T EHAE BRIG
BY JIM STEWART
Ever wish you could build an “audio
telescope” that would let you hear
things that were faint or far away? Well,
this article shows you how to build
such a thing. We call it the Big Ear.
■ FIGURE 1
The Big Ear is shown in Figure 1. Its most obvious
feature is its parabolic dish reflector. The reflector
concentrates sound energy onto a microphone that
connects to a very high gain amplifier (see sidebar on
parabolic reflectors). And believe it or not, it’s all
assembled on a wood base you can find in a place that
sells concrete supplies and tools! More about the wood
base later; first we’ll discuss the amplifier.
The amplifier is built on a printed circuit board (PCB)
and mounted on stand-offs inside a small aluminum box
along with a nine-volt battery. Jacks for the microphone
and headphones — along with an on-off switch and a
volume control — are mounted on the box. Input jack J1
accepts a 2.5 mm mono plug that is wired to an electret
microphone. Output jack J2 is for a 3. 5 mm stereo plug
that is standard on many headphones.
Figure 2 is the amplifier schematic. Voltage to power
■ FIGURE 2
the microphone comes from the five-volt zener diode D3.
Resistor R11 limits the current in D3. The five volts are
applied through resistor R1 which sets the bias current for
the mic and the gain of the FET amplifier built into the
mic. Also, R1 and C2 form a low-pass filter to remove any
high frequency electromagnetic interference (EMI) that
might come in via the microphone wires.
The microphone is capacitively coupled via C1 to
inverting amplifier IC1. Because of C1, DC gain of IC1 is
1 while the AC gain is set by the ratio R5/(R2 + R1). C4
across R5 limits the bandwidth of IC1. With a wide-band
amplifier like the TL071, you should limit the bandwidth to
limit the noise (see sidebar on op-amp noise). For op-amp
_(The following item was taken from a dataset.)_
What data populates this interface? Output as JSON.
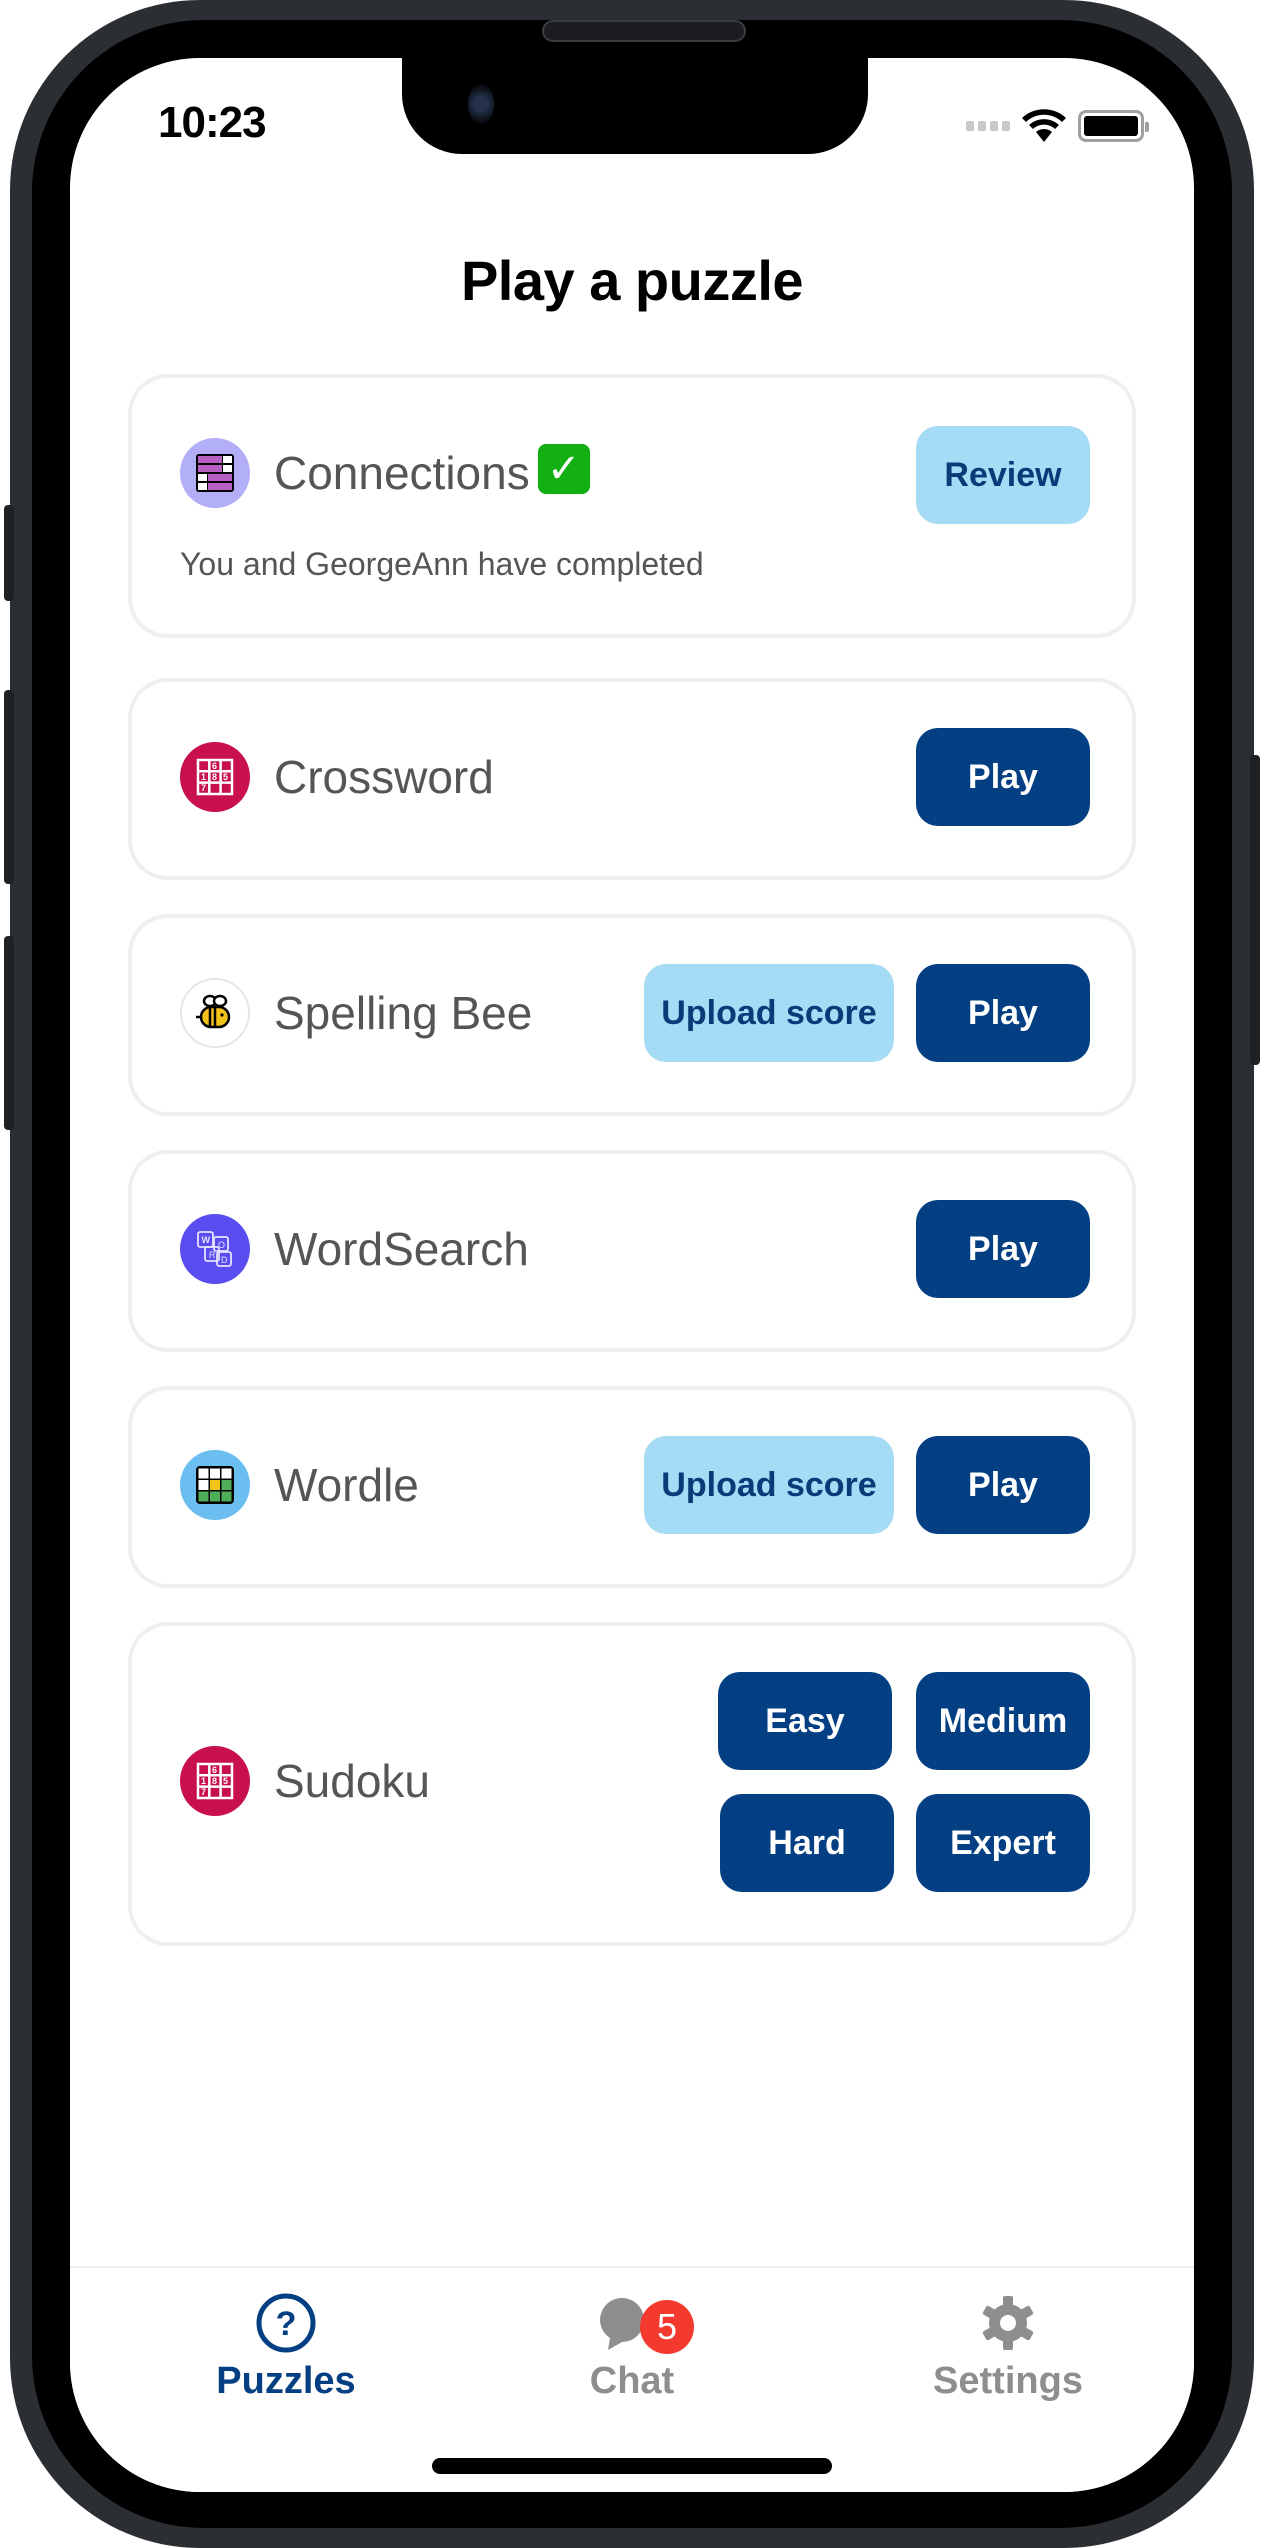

IC1, the inputs need to be referenced to a level that is
between the positive and negative voltage “rails.” Since
the circuit is powered by a single 9V battery, R3 and R4
create a signal ground for the plus-input of IC1. C3 is a
bypass cap to connect AC signal ground to DC ground.
Since the mic will pick up loud sounds as well as faint
ones, we need to limit the output of IC1. That job is done
by R6 together with diodes D1 and D2. D1 and D2
are wired in parallel with opposite polarity to allow
current to flow both ways. Normally, the output of
IC1 is a lot less than the 600 mV or so needed to
put a diode into conduction. So, the diode pair acts
like an open circuit and R6 is isolated. A loud
sound drives the output of IC1 high enough to turn
on the diodes placing R6 in parallel with R5. That
lowers the gain of IC1 from 5 down to about 0.1.
D1, D2, and R6 form a limiter. Originally, I was going
to use an automatic gain control (AGC) circuit, but it
got too complicated. To keep things simple, I opted
for a limiter. You can use an oscilloscope to see the
output of IC1 at test-point TP.
Output of IC1 is coupled through C5 to the